One of Prince Charles’ closest aides has stepped down from his role over claims he helped secure an honour for a rich Saudi donor.
Michael Fawcett, the prince’s former assistant valet, has temporarily left his post as chief executive of The Prince’s Foundation, the charity confirmed.
Reports in Sunday newspapers claim Mr Fawcett coordinated support for an honour to be given to businessman Mahfouz Marei Mubarak bin Mahfouz.
Mr Mahfouz, 51, was presented with a CBE by Charles at a ceremony at Buckingham Palace in 2016.
According to The Sunday Times, he had handed over tens of thousands of pounds to fixers with links to the prince who said they could secure the honour.
The newspaper claims that aides close to the prince and senior staff in his charities coordinated the application process and provided official letters in support of it after Mr Mahfouz donated more than £1.5 million to restoration projects of interest to Charles.
They are said to include Dumfries House and the Castle of Mey in Scotland, where Mr Mahfouz has a forest named after him.
Quoting leaked correspondence from William Bortrick, the owner of Burke’s Peerage and one of Mr Mahfouz’s advisers, the newspaper reports that he told colleagues in 2014 that once the businessman had the ‘Hon OBE… then more money will flow’.
It goes on to say the OBE was ‘promised’ to the tycoon ‘to get the £1.5m he paid for Dumfries (House) and (The Castle of) Mey’.
He added: ‘MF (Michael Fawcett) needs to keep to his side of the bargain and sort out the Hon OBE immediately – then assist with citizenship.’
The Sunday Times reports that Mr Fawcett later helped to ‘upgrade’ the proposed honour from an OBE to a CBE.
Mr Mahfouz denies any wrongdoing.
Douglas Connell, chair of The Prince’s Foundation, said: ‘Earlier today, Michael Fawcett offered to step down temporarily from active duties as chief executive of The Prince’s Foundation while the trustees’ investigation is ongoing.
‘The Prince’s Foundation has accepted this offer.
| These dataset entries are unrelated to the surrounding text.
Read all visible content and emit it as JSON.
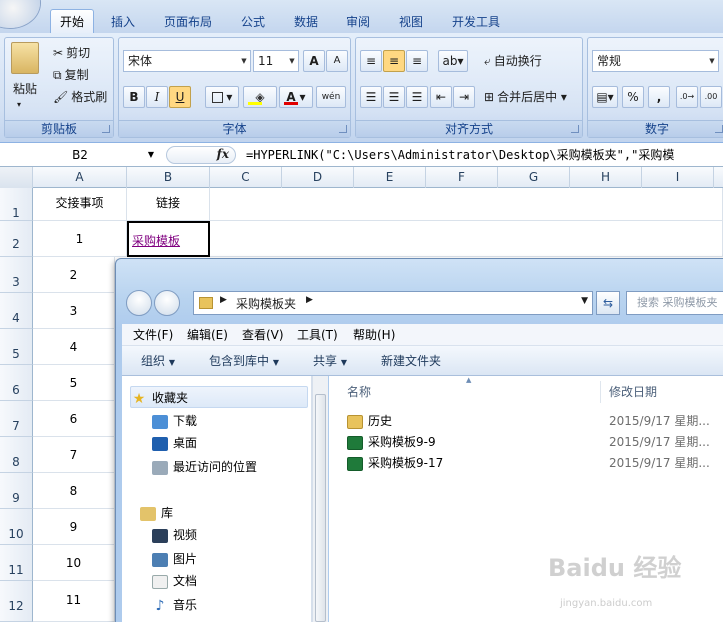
{
  "ribbon": {
    "tabs": [
      "开始",
      "插入",
      "页面布局",
      "公式",
      "数据",
      "审阅",
      "视图",
      "开发工具"
    ],
    "clipboard": {
      "label": "剪贴板",
      "paste": "粘贴",
      "cut": "剪切",
      "copy": "复制",
      "format_painter": "格式刷"
    },
    "font": {
      "label": "字体",
      "name": "宋体",
      "size": "11",
      "bold": "B",
      "italic": "I",
      "underline": "U",
      "grow": "A",
      "shrink": "A",
      "phonetic": "wén"
    },
    "alignment": {
      "label": "对齐方式",
      "wrap": "自动换行",
      "merge": "合并后居中"
    },
    "number": {
      "label": "数字",
      "format": "常规",
      "percent": "%",
      "comma": ","
    }
  },
  "formula_bar": {
    "name_box": "B2",
    "fx": "fx",
    "formula": "=HYPERLINK(\"C:\\Users\\Administrator\\Desktop\\采购模板夹\",\"采购模"
  },
  "sheet": {
    "columns": [
      "A",
      "B",
      "C",
      "D",
      "E",
      "F",
      "G",
      "H",
      "I"
    ],
    "rows": [
      "1",
      "2",
      "3",
      "4",
      "5",
      "6",
      "7",
      "8",
      "9",
      "10",
      "11",
      "12"
    ],
    "a1": "交接事项",
    "b1": "链接",
    "a_values": [
      "1",
      "2",
      "3",
      "4",
      "5",
      "6",
      "7",
      "8",
      "9",
      "10",
      "11"
    ],
    "b2": "采购模板"
  },
  "explorer": {
    "path": "采购模板夹",
    "search_placeholder": "搜索 采购模板夹",
    "menu": [
      "文件(F)",
      "编辑(E)",
      "查看(V)",
      "工具(T)",
      "帮助(H)"
    ],
    "commands": [
      "组织",
      "包含到库中",
      "共享",
      "新建文件夹"
    ],
    "favorites_title": "收藏夹",
    "favorites": [
      "下载",
      "桌面",
      "最近访问的位置"
    ],
    "library_title": "库",
    "libraries": [
      "视频",
      "图片",
      "文档",
      "音乐"
    ],
    "col_name": "名称",
    "col_date": "修改日期",
    "files": [
      {
        "name": "历史",
        "date": "2015/9/17 星期..."
      },
      {
        "name": "采购模板9-9",
        "date": "2015/9/17 星期..."
      },
      {
        "name": "采购模板9-17",
        "date": "2015/9/17 星期..."
      }
    ]
  },
  "watermark": {
    "brand": "Baidu 经验",
    "url": "jingyan.baidu.com"
  }
}
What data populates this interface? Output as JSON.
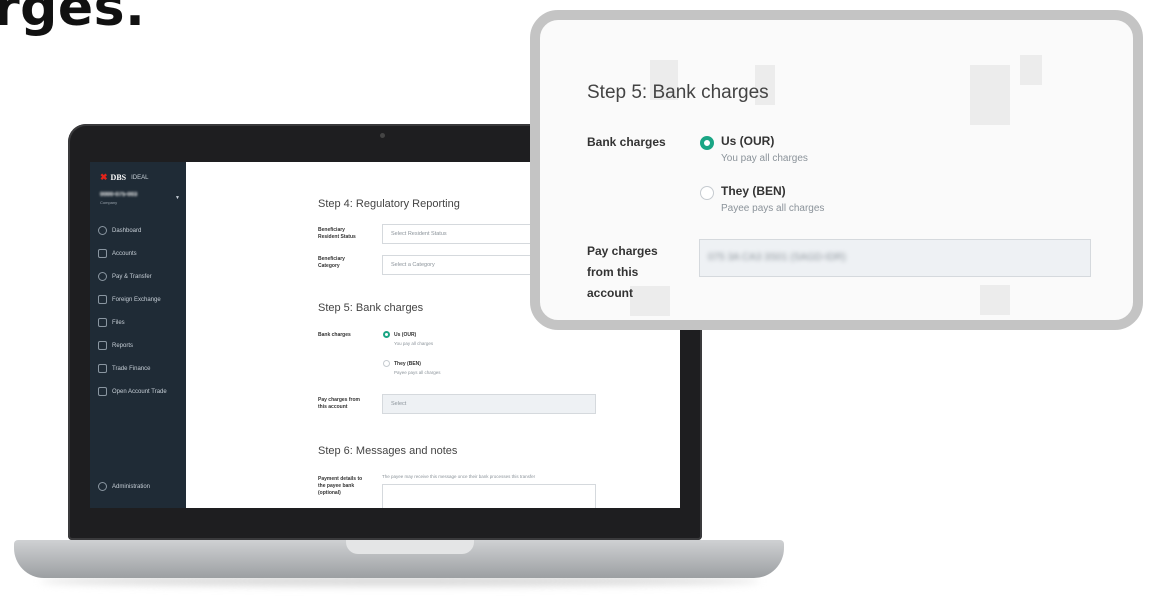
{
  "hero": {
    "title": "rges."
  },
  "sidebar": {
    "logo_mark": "✖",
    "logo_text": "DBS",
    "logo_sub": "IDEAL",
    "account_number": "0000-075-003",
    "account_name": "Company",
    "items": [
      {
        "label": "Dashboard",
        "icon": "home-icon"
      },
      {
        "label": "Accounts",
        "icon": "accounts-icon"
      },
      {
        "label": "Pay & Transfer",
        "icon": "pay-transfer-icon"
      },
      {
        "label": "Foreign Exchange",
        "icon": "foreign-exchange-icon"
      },
      {
        "label": "Files",
        "icon": "files-icon"
      },
      {
        "label": "Reports",
        "icon": "reports-icon"
      },
      {
        "label": "Trade Finance",
        "icon": "trade-finance-icon"
      },
      {
        "label": "Open Account Trade",
        "icon": "open-account-trade-icon"
      }
    ],
    "admin": {
      "label": "Administration",
      "icon": "admin-icon"
    }
  },
  "form": {
    "step4": {
      "title": "Step 4: Regulatory Reporting",
      "resident_label": "Beneficiary Resident Status",
      "resident_placeholder": "Select Resident Status",
      "category_label": "Beneficiary Category",
      "category_placeholder": "Select a Category"
    },
    "step5": {
      "title": "Step 5: Bank charges",
      "charges_label": "Bank charges",
      "opt_our": "Us (OUR)",
      "opt_our_sub": "You pay all charges",
      "opt_ben": "They (BEN)",
      "opt_ben_sub": "Payee pays all charges",
      "pay_from_label": "Pay charges from this account",
      "pay_from_placeholder": "Select"
    },
    "step6": {
      "title": "Step 6: Messages and notes",
      "details_label": "Payment details to the payee bank (optional)",
      "details_hint": "The payee may receive this message once their bank processes this transfer"
    }
  },
  "zoom": {
    "title": "Step 5: Bank charges",
    "charges_label": "Bank charges",
    "opt_our": "Us (OUR)",
    "opt_our_sub": "You pay all charges",
    "opt_ben": "They (BEN)",
    "opt_ben_sub": "Payee pays all charges",
    "pay_from_label": "Pay charges from this account",
    "pay_from_value": "075 3A CA3 3S01 (SAGD-IDR)",
    "selected_option": "Us (OUR)",
    "accent": "#1aa584"
  }
}
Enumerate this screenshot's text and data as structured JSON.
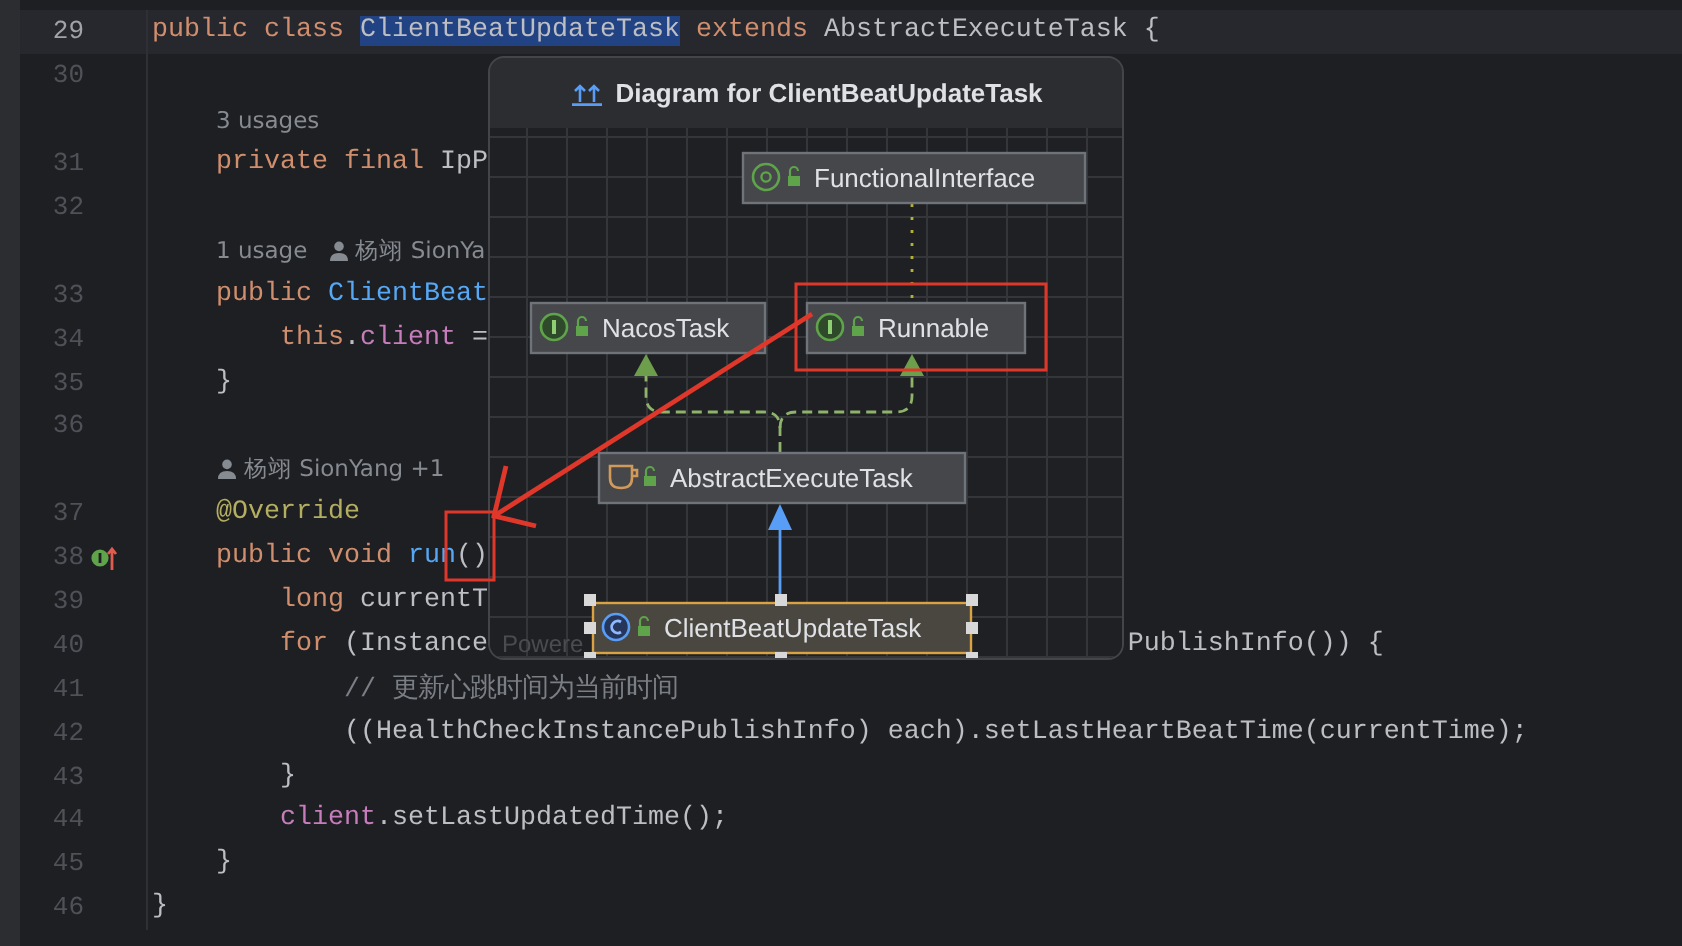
{
  "editor": {
    "rows": [
      {
        "kind": "code",
        "number": "29",
        "current": true,
        "implements_marker": false,
        "tokens": [
          {
            "text": "public ",
            "kind": "keyword"
          },
          {
            "text": "class ",
            "kind": "keyword"
          },
          {
            "text": "ClientBeatUpdateTask",
            "kind": "highlight"
          },
          {
            "text": " extends ",
            "kind": "keyword"
          },
          {
            "text": "AbstractExecuteTask {",
            "kind": "plain"
          }
        ]
      },
      {
        "kind": "code",
        "number": "30",
        "current": false,
        "implements_marker": false
      },
      {
        "kind": "hint",
        "parts": [
          {
            "kind": "usages",
            "text": "3 usages"
          }
        ]
      },
      {
        "kind": "code",
        "number": "31",
        "current": false,
        "implements_marker": false,
        "tokens": [
          {
            "text": "    private final ",
            "kind": "keyword"
          },
          {
            "text": "IpP",
            "kind": "plain"
          }
        ]
      },
      {
        "kind": "code",
        "number": "32",
        "current": false,
        "implements_marker": false
      },
      {
        "kind": "hint",
        "parts": [
          {
            "kind": "usages",
            "text": "1 usage"
          },
          {
            "kind": "author",
            "text": "杨翊 SionYa"
          }
        ]
      },
      {
        "kind": "code",
        "number": "33",
        "current": false,
        "implements_marker": false,
        "tokens": [
          {
            "text": "    public ",
            "kind": "keyword"
          },
          {
            "text": "ClientBeat",
            "kind": "method"
          }
        ]
      },
      {
        "kind": "code",
        "number": "34",
        "current": false,
        "implements_marker": false,
        "tokens": [
          {
            "text": "        this",
            "kind": "keyword"
          },
          {
            "text": ".",
            "kind": "plain"
          },
          {
            "text": "client",
            "kind": "field"
          },
          {
            "text": " =",
            "kind": "plain"
          }
        ]
      },
      {
        "kind": "code",
        "number": "35",
        "current": false,
        "implements_marker": false,
        "tokens": [
          {
            "text": "    }",
            "kind": "plain"
          }
        ]
      },
      {
        "kind": "code",
        "number": "36",
        "current": false,
        "implements_marker": false
      },
      {
        "kind": "hint",
        "parts": [
          {
            "kind": "author",
            "text": "杨翊 SionYang +1"
          }
        ]
      },
      {
        "kind": "code",
        "number": "37",
        "current": false,
        "implements_marker": false,
        "tokens": [
          {
            "text": "    @Override",
            "kind": "annotation"
          }
        ]
      },
      {
        "kind": "code",
        "number": "38",
        "current": false,
        "implements_marker": true,
        "tokens": [
          {
            "text": "    public void ",
            "kind": "keyword"
          },
          {
            "text": "run",
            "kind": "method"
          },
          {
            "text": "()",
            "kind": "plain"
          }
        ]
      },
      {
        "kind": "code",
        "number": "39",
        "current": false,
        "implements_marker": false,
        "tokens": [
          {
            "text": "        long ",
            "kind": "keyword"
          },
          {
            "text": "currentT",
            "kind": "plain"
          }
        ]
      },
      {
        "kind": "code",
        "number": "40",
        "current": false,
        "implements_marker": false,
        "tokens": [
          {
            "text": "        for ",
            "kind": "keyword"
          },
          {
            "text": "(Instance",
            "kind": "plain"
          }
        ],
        "tokens_after_popup": [
          {
            "text": "PublishInfo()) {",
            "kind": "plain"
          }
        ]
      },
      {
        "kind": "code",
        "number": "41",
        "current": false,
        "implements_marker": false,
        "tokens": [
          {
            "text": "            // 更新心跳时间为当前时间",
            "kind": "comment"
          }
        ]
      },
      {
        "kind": "code",
        "number": "42",
        "current": false,
        "implements_marker": false,
        "tokens": [
          {
            "text": "            ((HealthCheckInstancePublishInfo) each).setLastHeartBeatTime(currentTime);",
            "kind": "plain"
          }
        ]
      },
      {
        "kind": "code",
        "number": "43",
        "current": false,
        "implements_marker": false,
        "tokens": [
          {
            "text": "        }",
            "kind": "plain"
          }
        ]
      },
      {
        "kind": "code",
        "number": "44",
        "current": false,
        "implements_marker": false,
        "tokens": [
          {
            "text": "        client",
            "kind": "field"
          },
          {
            "text": ".setLastUpdatedTime();",
            "kind": "plain"
          }
        ]
      },
      {
        "kind": "code",
        "number": "45",
        "current": false,
        "implements_marker": false,
        "tokens": [
          {
            "text": "    }",
            "kind": "plain"
          }
        ]
      },
      {
        "kind": "code",
        "number": "46",
        "current": false,
        "implements_marker": false,
        "tokens": [
          {
            "text": "}",
            "kind": "plain"
          }
        ]
      }
    ]
  },
  "diagram_popup": {
    "title": "Diagram for ClientBeatUpdateTask",
    "nodes": [
      {
        "name": "FunctionalInterface",
        "kind": "annotation",
        "selected": false
      },
      {
        "name": "NacosTask",
        "kind": "interface",
        "selected": false
      },
      {
        "name": "Runnable",
        "kind": "interface",
        "selected": false
      },
      {
        "name": "AbstractExecuteTask",
        "kind": "abstract",
        "selected": false
      },
      {
        "name": "ClientBeatUpdateTask",
        "kind": "class",
        "selected": true
      }
    ],
    "edges": [
      {
        "kind": "annotation"
      },
      {
        "kind": "implements"
      },
      {
        "kind": "implements"
      },
      {
        "kind": "extends"
      }
    ],
    "footer": "Powere"
  },
  "annotations": [
    {
      "kind": "box",
      "color": "#e0372b"
    },
    {
      "kind": "box",
      "color": "#e0372b"
    },
    {
      "kind": "arrow",
      "color": "#e0372b"
    }
  ]
}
Michael fully supports the ongoing investigation and has confirmed that he will assist the investigation in every way.’
It is understood that Emily Cherrington, chief operating officer, will take over in the interim, and that the Scottish Charity Regulator (OSCR) has been informed as The Prince’s Foundation is a charity registered in Scotland.
A spokeswoman for The Prince’s Foundation said: ‘The Prince’s Foundation takes very seriously the allegations that have recently been brought to its attention and the matter is currently under investigation.
‘We are incredibly proud of The Prince’s Foundation’s charitable work and the positive impact it has on our beneficiaries throughout the UK and across the world.
‘Our education and training programmes, in particular, benefit more than 15,000 people every year, and provide our students with the skills and confidence needed to gain employment or start their own businesses.’
Mr Fawcett began his royal service in 1981 as a footman to the Queen, rising through the ranks to sergeant footman and then Charles’ assistant valet.
He was accused of selling unwanted royal gifts and pocketing a percentage of the proceeds when Charles’ personal assistant but was cleared by an internal inquiry of any financial misconduct.
The inquiry, headed by Charles’ then private secretary Sir Michael Peat, found Mr Fawcett did ‘infringe internal rules relating to gifts from suppliers’ but could not be severely criticised because the rules were not enforced, and he made no secret of such gifts.
The royal aide resigned following the report’s publication but continued to have the prince’s patronage as a freelance fixer and party planner.
He was appointed chief executive of the Prince’s Foundation in 2018 following a reorganisation of Charles’ charities.